The current state of event technology reminds me a lot of Ariel in the "Little Mermaid": "There are gadgets and gizmos a-plenty. There are whoozits and whatzits galore.” It seems that, around every corner, some would-be technophile is creating the new thing that will revolutionize the event industry, make our jobs and lives easier, and/or add another layer of awesome to the events experience.

With investors finally seeming to understand the inherent value in creating technological experiences for events, there’s even a fair amount of money pouring into startups and developers around the world to enhance the industry that so many of us know and love. Some would say that it’s a great time to be in event tech, and I wouldn’t think to argue with them. But as with all things that are great, there’s also the potential for difficulty as well.

With the rapid influx of technology into an industry that has historically not gone through major innovations and upheavals in the past--well, ever--many people can find themselves feeling the need to jockey for position, or to assert their awesomeness.

Their new whoozit has to be the best, the flashiest, and the gadget or gizmo has to solve every problem any event planner has ever faced--and do it with style. While admirable, this is ultimately a flawed position and one that will ultimately leave the event technology industry creaking under the weight of its own ambitions.

YOU CAN'T DO IT ALL As we discovered long ago in our industry, it is in many cases better to specialize in an area of expertise and partner alongside other specialists to get a job done excellently. I mean, it would seem exceptionally odd to see florists advertising AV services on their website, or a caterer offering to provide event app services, or planners telling their bride they don’t need to hire a DJ because they have two turntables (and, of course, a microphone).

We don’t expect those in the tried-and-true event planning community to do everything, but when you look under the hoods of most event technology startups, you find them doing far too much. 

There seems to be this almost unnerving need for event technologists to gather all the issues they can under one umbrella, as if their solution to every aspect of the event problems we face is the right one. We have apps that manage registration, and social media, and photo-sharing, and interactive gaming, and audience response, and web-based content management. There are technologies that are, quite frankly, doing too much.

This is by no means taking away from the desire of these technologists to advance our industry, but it does speak to our (and I’m lumping myself in here too) occasional suffering from, what I like to call “The Lord of the Rings Syndrome,” which is our attempt to create the one technology to rule them all!

Collaborate

WHY NOT COLLABORATE? Instead of focusing on creating the thing that everyone will use for every aspect of their event, what if we instead focused on developing strong collaborations with an ever-growing network of event tech professionals who create amazing pieces of the technological landscape. What would happen if, instead of seeking to create every part of the technological experience, we sought to find people who focused on the one aspect we’re not super-strong at, and worked with them to create a cohesive experience that is designed to make our attendees’ lives easier, and not our technology cooler.

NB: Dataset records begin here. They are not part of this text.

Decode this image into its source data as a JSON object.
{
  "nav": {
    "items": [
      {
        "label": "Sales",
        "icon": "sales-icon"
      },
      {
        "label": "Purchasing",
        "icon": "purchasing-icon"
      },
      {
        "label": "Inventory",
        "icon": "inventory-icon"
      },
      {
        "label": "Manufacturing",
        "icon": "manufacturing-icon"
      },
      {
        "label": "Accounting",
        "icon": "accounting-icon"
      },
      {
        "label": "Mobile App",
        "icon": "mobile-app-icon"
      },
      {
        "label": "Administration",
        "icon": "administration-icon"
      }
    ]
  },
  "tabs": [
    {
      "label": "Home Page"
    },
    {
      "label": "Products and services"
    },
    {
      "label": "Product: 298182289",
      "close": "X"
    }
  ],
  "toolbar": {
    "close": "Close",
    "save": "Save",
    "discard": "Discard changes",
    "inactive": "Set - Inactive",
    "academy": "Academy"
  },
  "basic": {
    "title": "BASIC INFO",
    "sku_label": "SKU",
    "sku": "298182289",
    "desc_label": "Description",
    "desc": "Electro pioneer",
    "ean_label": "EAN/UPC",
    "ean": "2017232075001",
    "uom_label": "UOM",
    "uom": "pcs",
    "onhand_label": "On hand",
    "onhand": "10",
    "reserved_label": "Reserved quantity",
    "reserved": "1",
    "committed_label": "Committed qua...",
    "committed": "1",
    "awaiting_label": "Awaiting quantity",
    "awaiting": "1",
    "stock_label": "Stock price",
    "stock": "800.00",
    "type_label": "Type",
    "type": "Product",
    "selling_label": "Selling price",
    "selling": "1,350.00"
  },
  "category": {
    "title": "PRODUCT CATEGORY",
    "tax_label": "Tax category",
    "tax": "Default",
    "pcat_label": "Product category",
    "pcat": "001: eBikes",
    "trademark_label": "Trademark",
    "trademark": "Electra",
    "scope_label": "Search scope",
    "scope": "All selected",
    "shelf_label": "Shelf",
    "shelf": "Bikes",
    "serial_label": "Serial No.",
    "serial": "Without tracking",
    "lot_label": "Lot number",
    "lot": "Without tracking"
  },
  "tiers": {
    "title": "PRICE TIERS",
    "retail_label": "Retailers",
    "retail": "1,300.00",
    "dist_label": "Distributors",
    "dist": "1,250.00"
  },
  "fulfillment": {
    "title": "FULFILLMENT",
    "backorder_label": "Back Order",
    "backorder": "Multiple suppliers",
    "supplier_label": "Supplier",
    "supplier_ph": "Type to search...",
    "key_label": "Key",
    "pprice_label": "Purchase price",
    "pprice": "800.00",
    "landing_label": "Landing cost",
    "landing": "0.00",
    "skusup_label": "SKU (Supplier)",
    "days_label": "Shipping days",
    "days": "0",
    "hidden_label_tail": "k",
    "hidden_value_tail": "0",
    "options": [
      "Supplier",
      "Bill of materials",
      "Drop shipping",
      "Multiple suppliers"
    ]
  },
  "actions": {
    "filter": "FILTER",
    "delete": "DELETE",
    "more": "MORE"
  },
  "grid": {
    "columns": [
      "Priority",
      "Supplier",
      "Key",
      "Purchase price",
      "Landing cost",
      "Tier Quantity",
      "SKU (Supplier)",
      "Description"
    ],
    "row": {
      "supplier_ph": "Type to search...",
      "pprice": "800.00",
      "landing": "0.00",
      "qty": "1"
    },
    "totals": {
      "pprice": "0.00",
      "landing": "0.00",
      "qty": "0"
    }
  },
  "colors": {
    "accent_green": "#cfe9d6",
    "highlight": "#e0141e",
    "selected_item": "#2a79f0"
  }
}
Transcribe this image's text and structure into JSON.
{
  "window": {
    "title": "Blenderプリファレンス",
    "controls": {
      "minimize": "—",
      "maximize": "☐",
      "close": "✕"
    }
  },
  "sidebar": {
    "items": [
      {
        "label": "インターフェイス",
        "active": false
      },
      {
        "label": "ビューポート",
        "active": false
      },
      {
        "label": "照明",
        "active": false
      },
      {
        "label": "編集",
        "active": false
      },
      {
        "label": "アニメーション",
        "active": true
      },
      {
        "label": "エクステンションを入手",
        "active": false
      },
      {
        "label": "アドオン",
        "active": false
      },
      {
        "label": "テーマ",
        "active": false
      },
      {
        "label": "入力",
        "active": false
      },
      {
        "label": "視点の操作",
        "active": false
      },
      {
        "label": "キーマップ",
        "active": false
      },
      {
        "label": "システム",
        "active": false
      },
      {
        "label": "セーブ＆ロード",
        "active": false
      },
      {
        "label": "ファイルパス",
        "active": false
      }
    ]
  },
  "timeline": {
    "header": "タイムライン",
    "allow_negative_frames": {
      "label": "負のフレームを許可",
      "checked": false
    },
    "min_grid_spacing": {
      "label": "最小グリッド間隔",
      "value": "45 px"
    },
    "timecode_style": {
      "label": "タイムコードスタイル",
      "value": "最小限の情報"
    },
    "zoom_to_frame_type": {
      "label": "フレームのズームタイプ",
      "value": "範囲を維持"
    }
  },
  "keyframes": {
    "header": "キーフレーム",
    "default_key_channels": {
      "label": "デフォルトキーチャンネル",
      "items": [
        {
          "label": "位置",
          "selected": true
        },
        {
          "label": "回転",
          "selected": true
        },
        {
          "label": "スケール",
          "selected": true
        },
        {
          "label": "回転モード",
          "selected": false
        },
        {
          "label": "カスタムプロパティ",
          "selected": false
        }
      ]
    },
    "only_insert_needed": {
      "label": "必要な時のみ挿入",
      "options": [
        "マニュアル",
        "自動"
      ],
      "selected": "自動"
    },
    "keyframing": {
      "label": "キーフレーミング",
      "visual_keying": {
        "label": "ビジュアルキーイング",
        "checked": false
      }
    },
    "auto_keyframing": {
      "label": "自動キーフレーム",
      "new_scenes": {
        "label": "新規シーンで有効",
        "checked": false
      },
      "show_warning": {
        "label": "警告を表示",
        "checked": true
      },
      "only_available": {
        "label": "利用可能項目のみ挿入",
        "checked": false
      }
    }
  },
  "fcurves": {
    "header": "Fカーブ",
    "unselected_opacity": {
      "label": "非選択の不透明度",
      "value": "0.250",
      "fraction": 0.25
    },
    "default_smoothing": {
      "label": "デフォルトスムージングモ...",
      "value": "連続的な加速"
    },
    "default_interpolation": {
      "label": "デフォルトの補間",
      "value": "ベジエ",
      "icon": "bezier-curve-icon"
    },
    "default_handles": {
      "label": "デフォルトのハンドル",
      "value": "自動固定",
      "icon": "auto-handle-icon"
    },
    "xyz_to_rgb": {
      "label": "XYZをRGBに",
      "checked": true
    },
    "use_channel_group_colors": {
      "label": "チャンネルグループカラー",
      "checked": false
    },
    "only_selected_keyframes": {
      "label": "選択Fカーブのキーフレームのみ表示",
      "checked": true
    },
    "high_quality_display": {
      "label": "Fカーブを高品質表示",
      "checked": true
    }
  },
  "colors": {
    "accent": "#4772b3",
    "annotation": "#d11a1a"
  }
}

I’d venture to say it would be a richer landscape if we all focused on developing areas of event tech that we were truly gifted and skilled at creating. If we stood shoulder to shoulder and made sure that our technology could talk to your technology in a way that made sense, our guests would love us more for it.

As weird as it is to have linens and place settings that don’t go together, that’s how awkward it is for tech tools to not talk to each other.

Let’s push past our need to create it all, and focus on creating the all that we know well, and connect with those that are doing small parts of the puzzle better than we ever could. Because, when the curtain falls or last door closes, we want everyone celebrating our precious … vision and experience that created something amazing, with them in mind.